Skip to Main Content
It looks like you're using Internet Explorer 11 or older. This website works best with modern browsers such as the latest versions of Chrome, Firefox, Safari, and Edge. If you continue with this browser, you may see unexpected results.

Writing Book Reviews

This guide offers techniques for writing critical reviews of academic books.

Research the Author

It is important to understand the author’s background, which informs their perspective and their authority on the subject. Your review should include a brief section on the author’s credentials and previous work. To find this, you may look at:

  • Personal websites: Some authors will keep personal websites that summarize their academic career, talk about their current research interests, and compile their previous publications and achievements.
  • Academic websites: Universities may have profiles on their faculty. If the author currently teaches at a university, this can speak to their authority and credentials, as well as their other work.
  • Curriculum Vitae: Academic authors may have a detailed curriculum vitae (CV) that can be found online. More in depth than a resume, this will likely include all of their past research and all of the academic institutions they have worked at.
  • Other published works: Other books and articles written by the author tell the story of their career.

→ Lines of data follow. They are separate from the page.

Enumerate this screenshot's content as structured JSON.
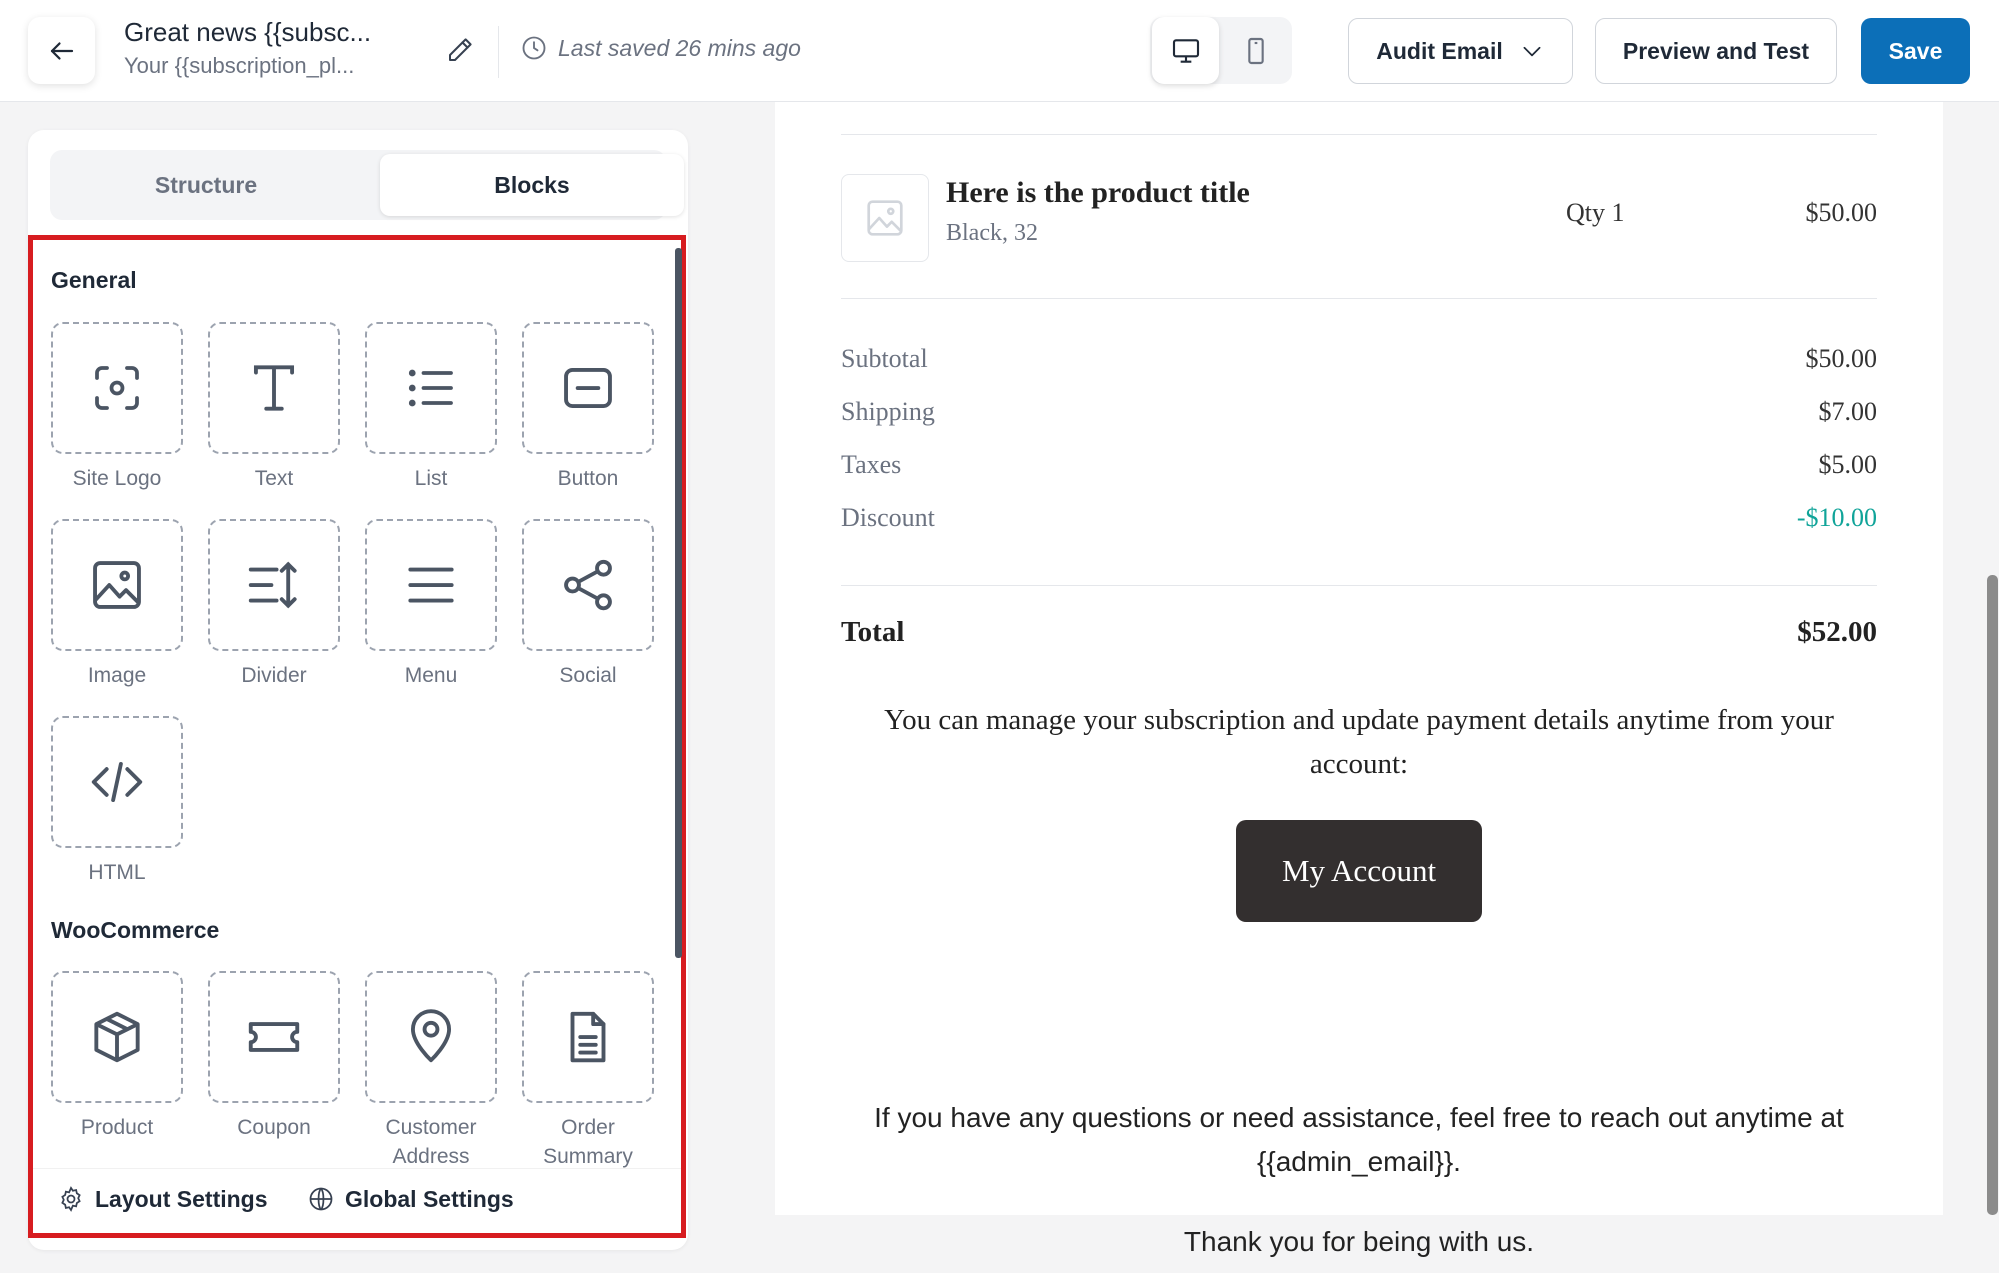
{
  "header": {
    "title": "Great news {{subsc...",
    "subtitle": "Your {{subscription_pl...",
    "last_saved": "Last saved 26 mins ago",
    "audit_label": "Audit Email",
    "preview_label": "Preview and Test",
    "save_label": "Save",
    "icons": [
      "arrow-left-icon",
      "pencil-icon",
      "clock-icon",
      "desktop-icon",
      "mobile-icon",
      "chevron-down-icon"
    ]
  },
  "colors": {
    "primary": "#0c6fb8",
    "highlight": "#d71c20",
    "discount": "#10a499",
    "dark_button": "#332f2f"
  },
  "panel": {
    "tabs": [
      {
        "label": "Structure",
        "active": false
      },
      {
        "label": "Blocks",
        "active": true
      }
    ],
    "general_title": "General",
    "general_blocks": [
      {
        "label": "Site Logo",
        "icon": "site-logo-icon"
      },
      {
        "label": "Text",
        "icon": "text-icon"
      },
      {
        "label": "List",
        "icon": "list-icon"
      },
      {
        "label": "Button",
        "icon": "button-icon"
      },
      {
        "label": "Image",
        "icon": "image-icon"
      },
      {
        "label": "Divider",
        "icon": "divider-icon"
      },
      {
        "label": "Menu",
        "icon": "menu-icon"
      },
      {
        "label": "Social",
        "icon": "share-icon"
      },
      {
        "label": "HTML",
        "icon": "code-icon"
      }
    ],
    "woocommerce_title": "WooCommerce",
    "woocommerce_blocks": [
      {
        "label": "Product",
        "icon": "box-icon"
      },
      {
        "label": "Coupon",
        "icon": "ticket-icon"
      },
      {
        "label": "Customer Address",
        "icon": "map-pin-icon"
      },
      {
        "label": "Order Summary",
        "icon": "document-icon"
      }
    ],
    "footer": {
      "layout_settings": "Layout Settings",
      "global_settings": "Global Settings"
    }
  },
  "email": {
    "product": {
      "title": "Here is the product title",
      "variant": "Black, 32",
      "qty": "Qty 1",
      "price": "$50.00"
    },
    "summary": [
      {
        "label": "Subtotal",
        "value": "$50.00"
      },
      {
        "label": "Shipping",
        "value": "$7.00"
      },
      {
        "label": "Taxes",
        "value": "$5.00"
      },
      {
        "label": "Discount",
        "value": "-$10.00"
      }
    ],
    "total_label": "Total",
    "total_value": "$52.00",
    "manage_text": "You can manage your subscription and update payment details anytime from your account:",
    "account_button": "My Account",
    "help_text": "If you have any questions or need assistance, feel free to reach out anytime at {{admin_email}}.",
    "thanks_text": "Thank you for being with us."
  }
}
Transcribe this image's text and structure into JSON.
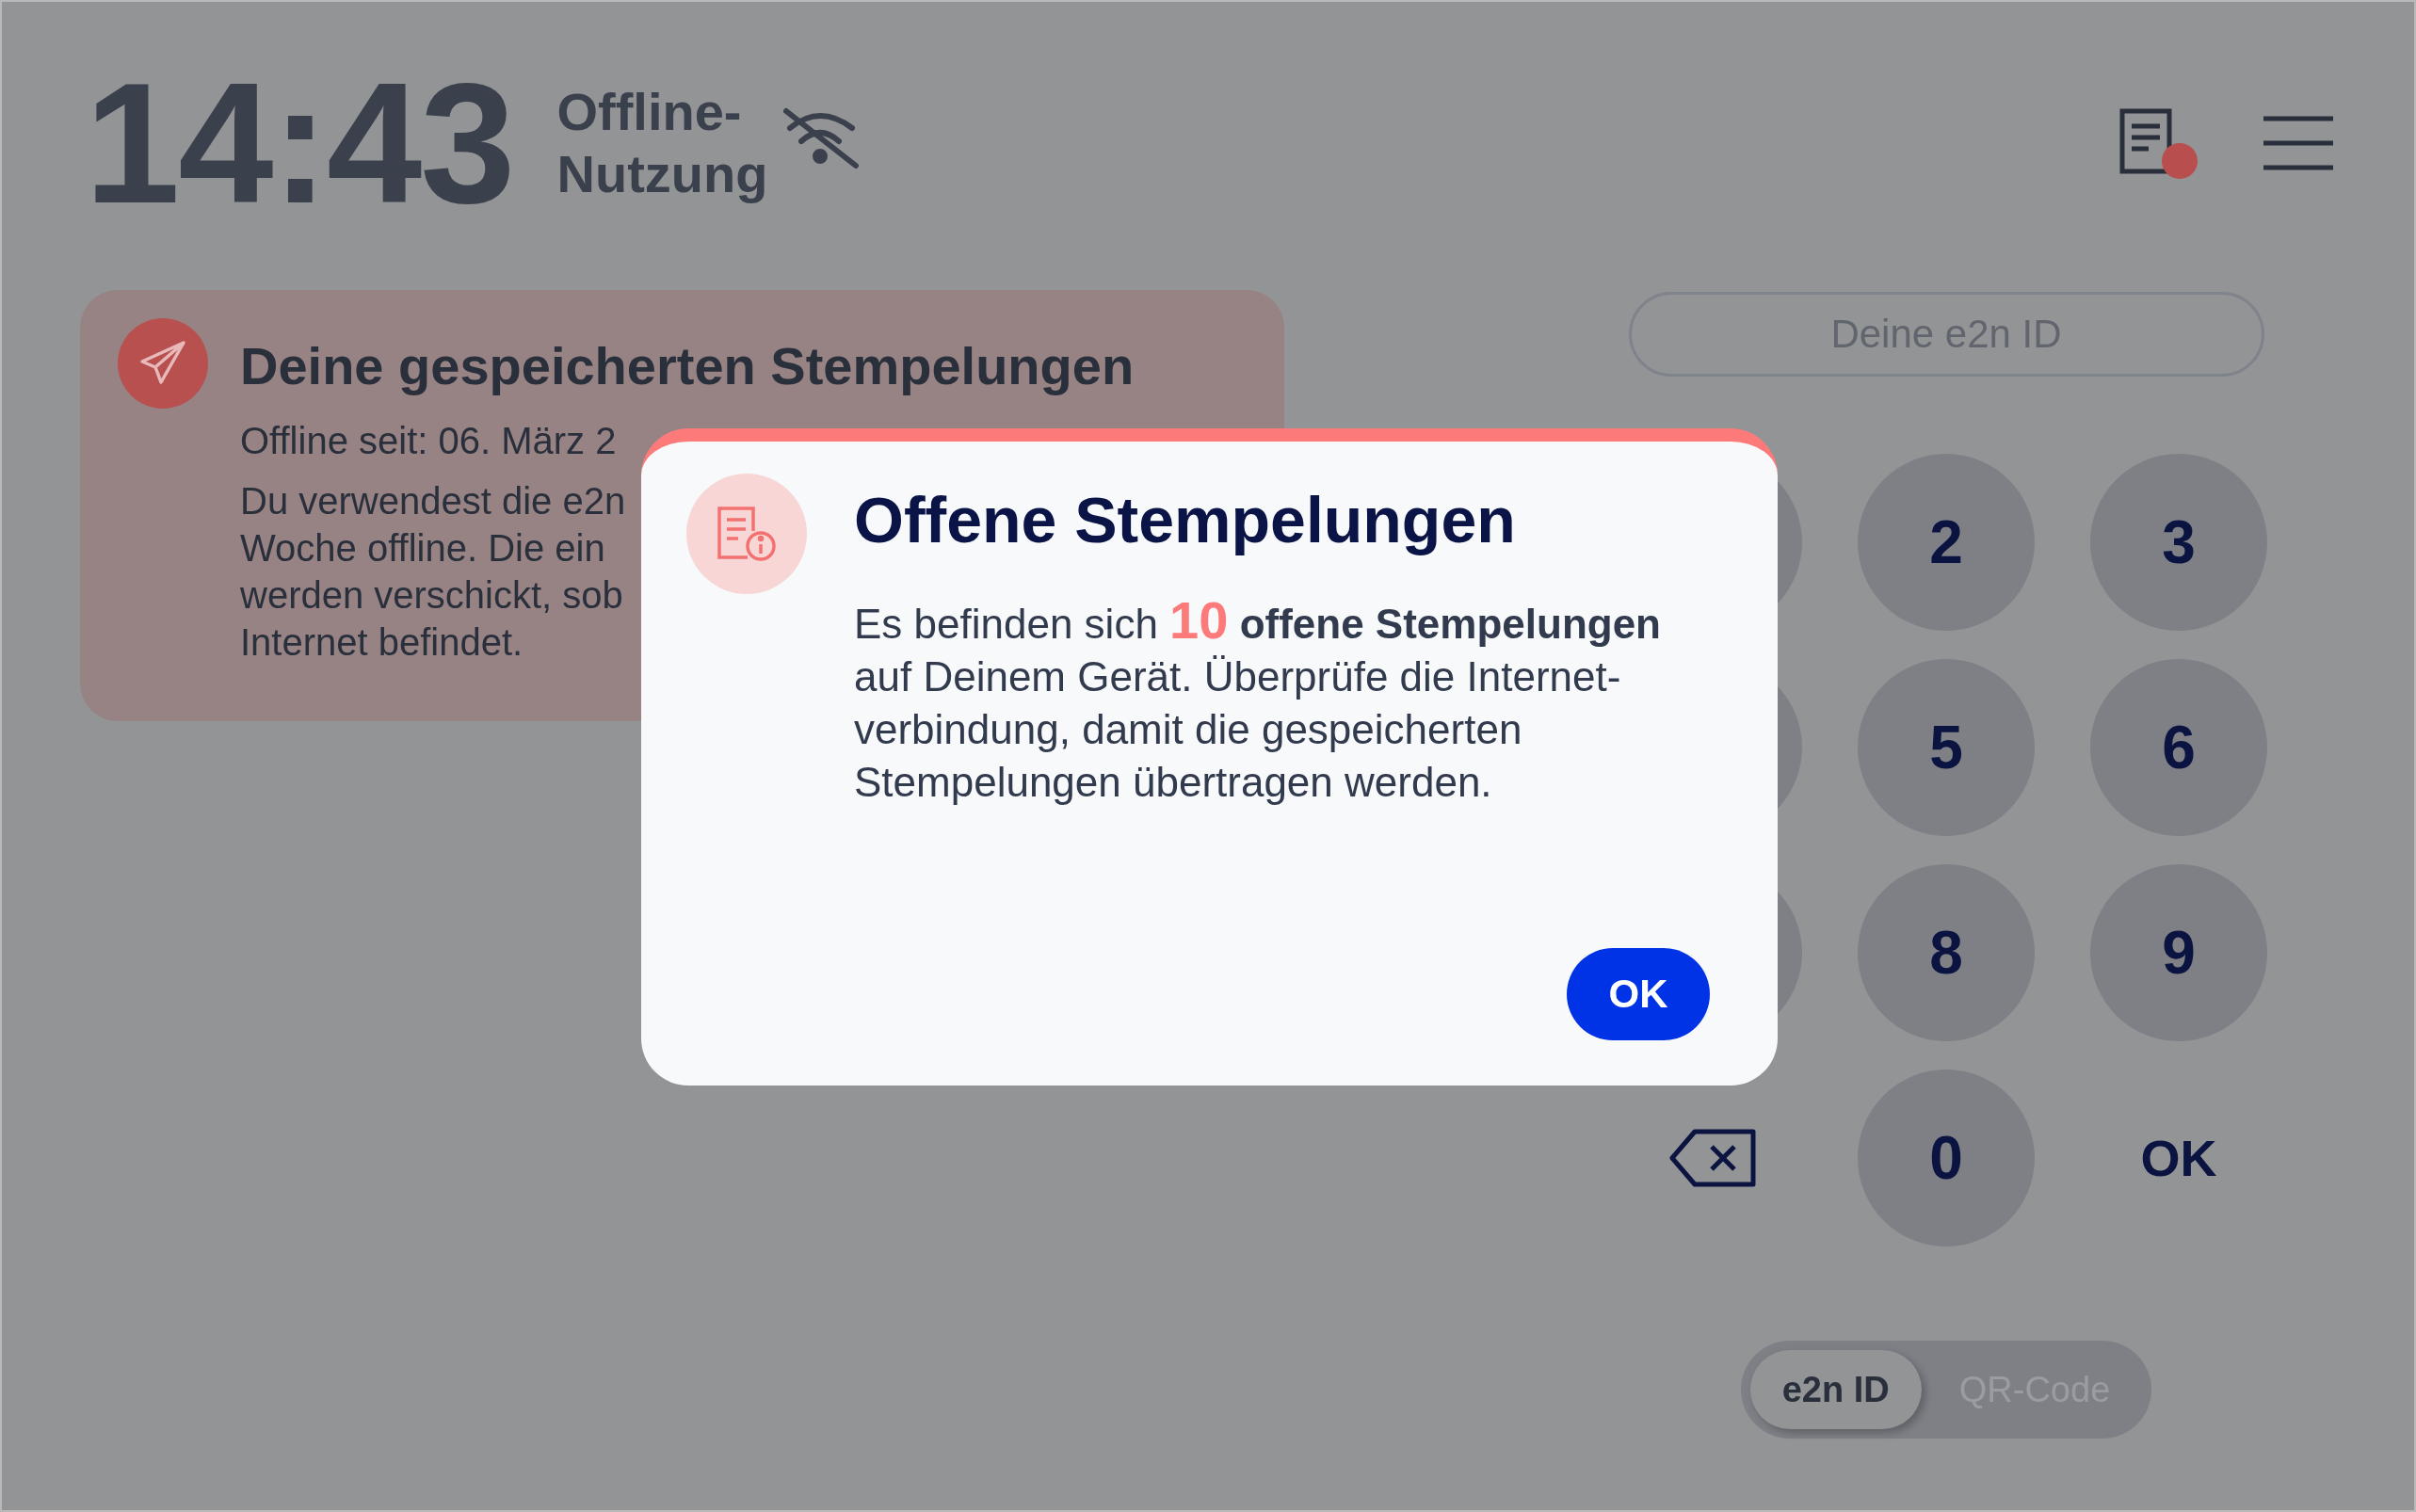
{
  "header": {
    "time": "14:43",
    "status_lines": [
      "Offline-",
      "Nutzung"
    ],
    "notification_dot": true
  },
  "stored_card": {
    "title": "Deine gespeicherten Stempelungen",
    "lines": [
      "Offline seit: 06. März 2",
      "Du verwendest die e2n",
      "Woche offline. Die ein",
      "werden verschickt, sob",
      "Internet befindet."
    ]
  },
  "id_field": {
    "placeholder": "Deine e2n ID"
  },
  "keypad": [
    {
      "kind": "digit"
    },
    {
      "kind": "digit",
      "label": "2"
    },
    {
      "kind": "digit",
      "label": "3"
    },
    {
      "kind": "digit"
    },
    {
      "kind": "digit",
      "label": "5"
    },
    {
      "kind": "digit",
      "label": "6"
    },
    {
      "kind": "digit"
    },
    {
      "kind": "digit",
      "label": "8"
    },
    {
      "kind": "digit",
      "label": "9"
    },
    {
      "kind": "backspace"
    },
    {
      "kind": "digit",
      "label": "0"
    },
    {
      "kind": "text",
      "label": "OK"
    }
  ],
  "mode_toggle": [
    {
      "label": "e2n ID",
      "selected": true
    },
    {
      "label": "QR-Code",
      "selected": false
    }
  ],
  "dialog": {
    "title": "Offene Stempelungen",
    "body": "Es befinden sich **10** **offene Stempelungen** auf Deinem Gerät. Überprüfe die Internet-verbindung, damit die gespeicherten Stempelungen übertragen werden.",
    "button": "OK"
  }
}
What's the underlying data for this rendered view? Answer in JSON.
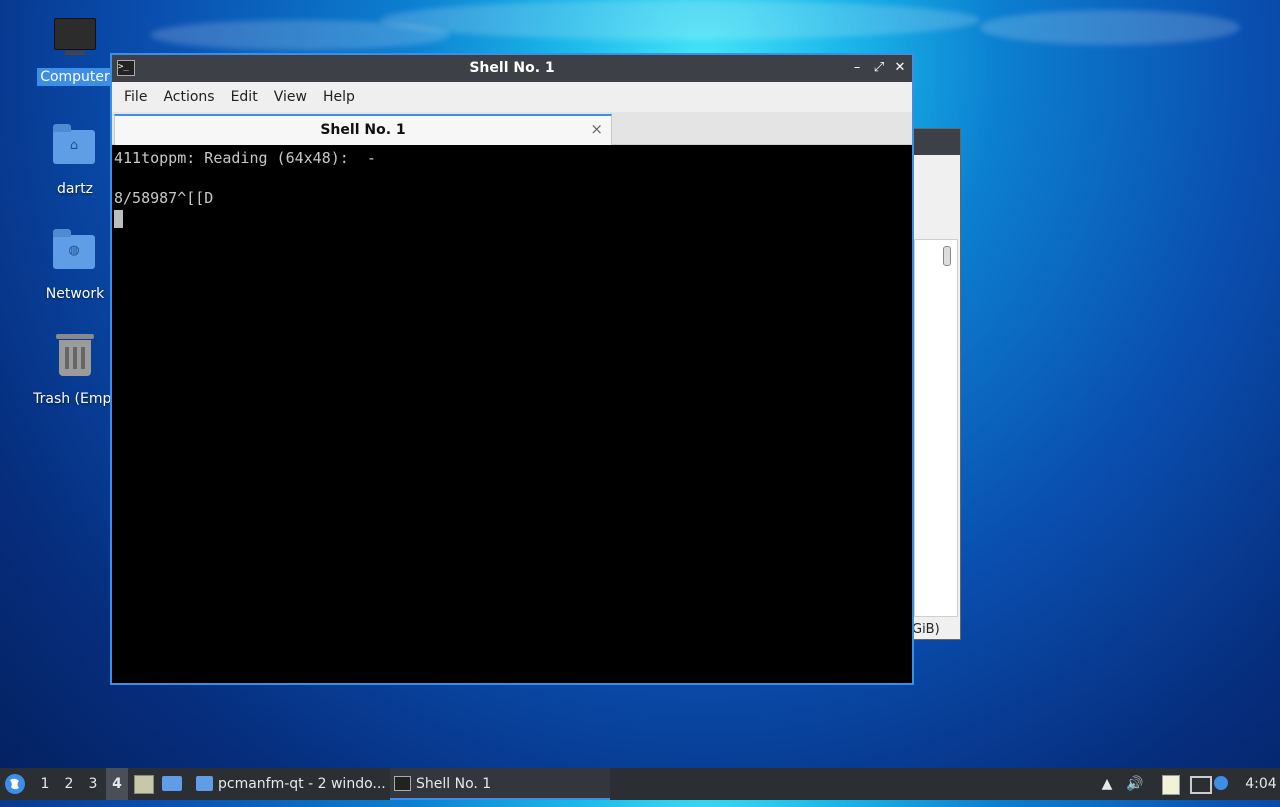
{
  "desktop": {
    "icons": [
      {
        "label": "Computer"
      },
      {
        "label": "dartz"
      },
      {
        "label": "Network"
      },
      {
        "label": "Trash (Empt"
      }
    ]
  },
  "background_window": {
    "status_text": "GiB)"
  },
  "terminal_window": {
    "title": "Shell No. 1",
    "app_icon_glyph": ">_",
    "controls": {
      "minimize": "–",
      "maximize": "⤢",
      "close": "✕"
    },
    "menu": [
      "File",
      "Actions",
      "Edit",
      "View",
      "Help"
    ],
    "tab": {
      "label": "Shell No. 1",
      "close": "×"
    },
    "lines": [
      "411toppm: Reading (64x48):  -",
      "",
      "8/58987^[[D"
    ]
  },
  "taskbar": {
    "workspaces": [
      "1",
      "2",
      "3",
      "4"
    ],
    "active_workspace": "4",
    "tasks": [
      {
        "label": "pcmanfm-qt - 2 windo..."
      },
      {
        "label": "Shell No. 1"
      }
    ],
    "clock": "4:04"
  },
  "colors": {
    "accent": "#3d8ee6",
    "titlebar": "#3d4047",
    "taskbar": "#2b2e33",
    "terminal_bg": "#000000",
    "terminal_fg": "#c8c8c8"
  }
}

Search the Library website to see if you can find what else the author has written.

Understand the Subject

You should also understand the subject the author is writing in, including the current state of knowledge, generally accepted paradigms, and requirements of writing in the genre. Your course readings and educational background will likely prepare you for this. Knowing the subject helps you determine what the book’s unique contribution to the subject is, which parts are generally accepted or controversial, and whether the author is accepting or challenging the current state of affairs.

Read the Book

Writing a book review requires close reading. Read with a critical eye, but don’t be overly harsh. Read the book the author wrote, not the one you wish they wrote: this means evaluating whether the book meets the author’s own goals and adequately proves the thesis.

First, you should determine the author’s purpose, their thesis, and the scope of the book. The title, preface and introduction should offer a sense of all three. The author may also give explicit information about their theoretical assumptions and the state of the topic about which they are writing.

Read the table of contents for information about the main points dealt with in each chapter and the overall structure of the book. Is it divided chronologically, by topic, or in some other way?

As you read, keep detailed, chapter-by-chapter notes. Summarize the author’s argument and write down quotes you will use in your review. Also, write down your reactions and critiques, keeping them clearly separated from the author’s ideas.

As you read, think about:

  • the evidence used and thoroughness of the research: is the evidence comprehensive or anecdotal? Are sources authoritative? Is there bias in the selection of material?
  • The methodology used in research: is this a common and accepted methodology in the field? Is it well suited to the sort of information the author draws on? Does the author make any errors?
  • The presuppositions: every book contains some assumptions. Are these made explicit? Are the assumptions plausible? Does the author consider other points of view?
  • The arguments the author uses to support their points: Could the evidence used support other conclusions? Is the reasoning logical and sound? Does the author address counterarguments?
  •  The style: is the writing clear? Is it engaging to read or dry? Does the author use emotional language to attempt to persuade? Is the book accessible to non-expert readers, or does it contain advanced vocabulary and technical jargon? Does the writing suit the level of the subject matter and the intended audience?

In additions to the main contents of the book, consider the bibliography—this is a good measure of the type and number of sources used—and any understanding aids like visual information like charts and graphs, indexes, etc. Are these effective? Are they accurate? Are they presented in a way that could lead to false conclusions?